What you should do:
The answer must consist of every line from the entries below that contains the word "destination".

··· Records for processing

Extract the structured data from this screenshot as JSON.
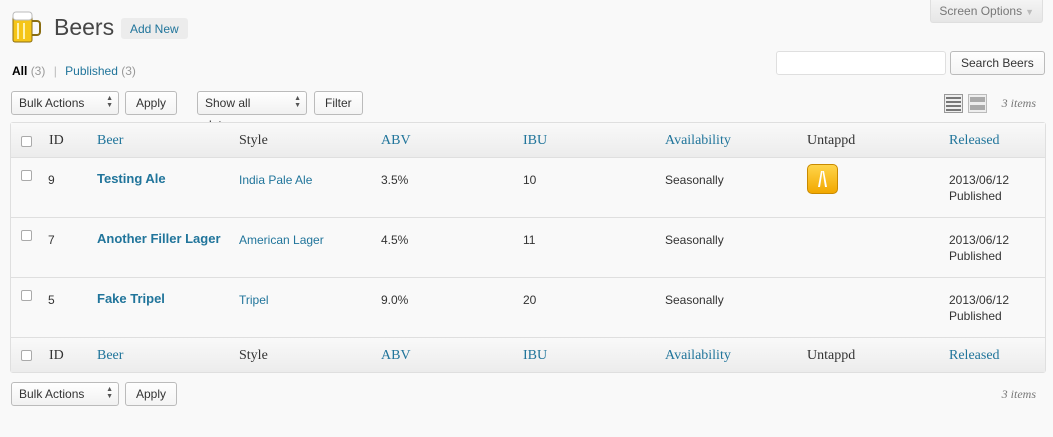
{
  "header": {
    "title": "Beers",
    "add_new": "Add New",
    "screen_options": "Screen Options"
  },
  "views": {
    "all_label": "All",
    "all_count": "(3)",
    "separator": "|",
    "published_label": "Published",
    "published_count": "(3)"
  },
  "search": {
    "value": "",
    "button": "Search Beers"
  },
  "top_nav": {
    "bulk_actions": "Bulk Actions",
    "apply": "Apply",
    "dates": "Show all dates",
    "filter": "Filter",
    "items_count": "3 items"
  },
  "bottom_nav": {
    "bulk_actions": "Bulk Actions",
    "apply": "Apply",
    "items_count": "3 items"
  },
  "columns": {
    "id": "ID",
    "beer": "Beer",
    "style": "Style",
    "abv": "ABV",
    "ibu": "IBU",
    "availability": "Availability",
    "untappd": "Untappd",
    "released": "Released"
  },
  "rows": [
    {
      "id": "9",
      "beer": "Testing Ale",
      "style": "India Pale Ale",
      "abv": "3.5%",
      "ibu": "10",
      "availability": "Seasonally",
      "untappd": true,
      "released_date": "2013/06/12",
      "released_status": "Published"
    },
    {
      "id": "7",
      "beer": "Another Filler Lager",
      "style": "American Lager",
      "abv": "4.5%",
      "ibu": "11",
      "availability": "Seasonally",
      "untappd": false,
      "released_date": "2013/06/12",
      "released_status": "Published"
    },
    {
      "id": "5",
      "beer": "Fake Tripel",
      "style": "Tripel",
      "abv": "9.0%",
      "ibu": "20",
      "availability": "Seasonally",
      "untappd": false,
      "released_date": "2013/06/12",
      "released_status": "Published"
    }
  ],
  "icons": {
    "page": "beer-mug-icon",
    "untappd": "untappd-icon",
    "list_view": "list-view-icon",
    "excerpt_view": "excerpt-view-icon"
  }
}
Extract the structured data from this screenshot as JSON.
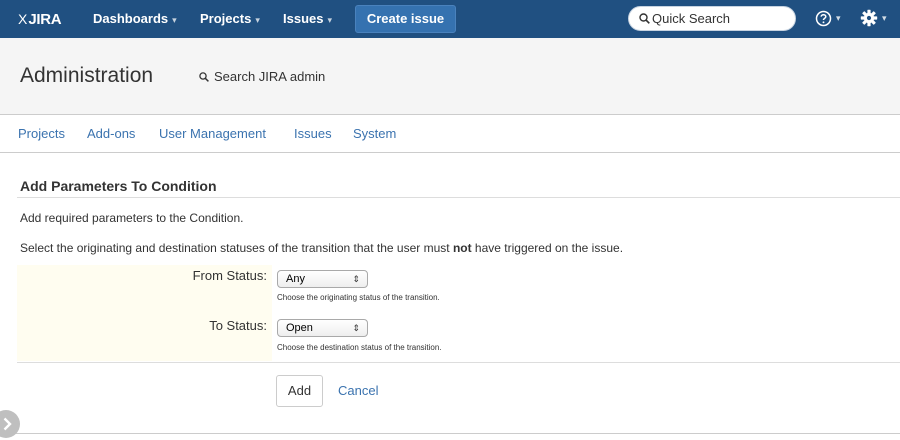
{
  "header": {
    "logo": "JIRA",
    "logo_glyph": "X",
    "nav": [
      {
        "label": "Dashboards",
        "caret": "▾"
      },
      {
        "label": "Projects",
        "caret": "▾"
      },
      {
        "label": "Issues",
        "caret": "▾"
      }
    ],
    "create_label": "Create issue",
    "search_placeholder": "Quick Search",
    "help_caret": "▾",
    "gear_caret": "▾",
    "colors": {
      "bar": "#205081",
      "create": "#3572b0"
    }
  },
  "admin": {
    "title": "Administration",
    "search_label": "Search JIRA admin"
  },
  "tabs": [
    "Projects",
    "Add-ons",
    "User Management",
    "Issues",
    "System"
  ],
  "content": {
    "title": "Add Parameters To Condition",
    "intro": "Add required parameters to the Condition.",
    "desc_before": "Select the originating and destination statuses of the transition that the user must ",
    "desc_bold": "not",
    "desc_after": " have triggered on the issue.",
    "fields": [
      {
        "label": "From Status:",
        "value": "Any",
        "hint": "Choose the originating status of the transition."
      },
      {
        "label": "To Status:",
        "value": "Open",
        "hint": "Choose the destination status of the transition."
      }
    ],
    "select_arrows": "⇕",
    "add_label": "Add",
    "cancel_label": "Cancel"
  }
}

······

Result of this task:
    "desc_before": "Select the originating and destination statuses of the transition that the user must ",
        "hint": "Choose the destination status of the transition."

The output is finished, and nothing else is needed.